What to do
For each line below that contains the word "title", make a copy.
###
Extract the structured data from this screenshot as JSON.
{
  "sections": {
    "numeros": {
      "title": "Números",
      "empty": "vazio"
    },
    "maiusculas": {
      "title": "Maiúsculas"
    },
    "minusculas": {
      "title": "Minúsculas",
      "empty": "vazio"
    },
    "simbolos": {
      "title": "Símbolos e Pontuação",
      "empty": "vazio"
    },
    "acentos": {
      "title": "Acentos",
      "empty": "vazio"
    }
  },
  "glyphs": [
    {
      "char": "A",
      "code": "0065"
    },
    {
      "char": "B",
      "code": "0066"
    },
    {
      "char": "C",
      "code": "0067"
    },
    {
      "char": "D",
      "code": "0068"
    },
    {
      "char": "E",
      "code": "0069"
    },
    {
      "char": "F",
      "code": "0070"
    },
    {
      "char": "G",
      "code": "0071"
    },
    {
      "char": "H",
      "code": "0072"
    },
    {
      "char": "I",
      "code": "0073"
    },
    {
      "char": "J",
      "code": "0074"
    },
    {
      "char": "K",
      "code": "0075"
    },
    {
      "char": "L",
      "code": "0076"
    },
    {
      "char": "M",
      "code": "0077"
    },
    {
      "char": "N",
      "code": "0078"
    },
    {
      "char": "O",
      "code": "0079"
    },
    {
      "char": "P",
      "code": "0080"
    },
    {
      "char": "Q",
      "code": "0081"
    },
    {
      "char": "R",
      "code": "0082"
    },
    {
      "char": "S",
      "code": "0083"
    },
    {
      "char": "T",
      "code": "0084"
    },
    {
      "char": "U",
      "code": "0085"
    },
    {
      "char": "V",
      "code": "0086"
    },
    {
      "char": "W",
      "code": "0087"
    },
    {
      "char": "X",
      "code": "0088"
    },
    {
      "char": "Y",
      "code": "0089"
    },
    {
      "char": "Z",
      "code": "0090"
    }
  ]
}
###
Exercise answer
      "title": "Números",
      "title": "Maiúsculas"
      "title": "Minúsculas",
      "title": "Símbolos e Pontuação",
      "title": "Acentos",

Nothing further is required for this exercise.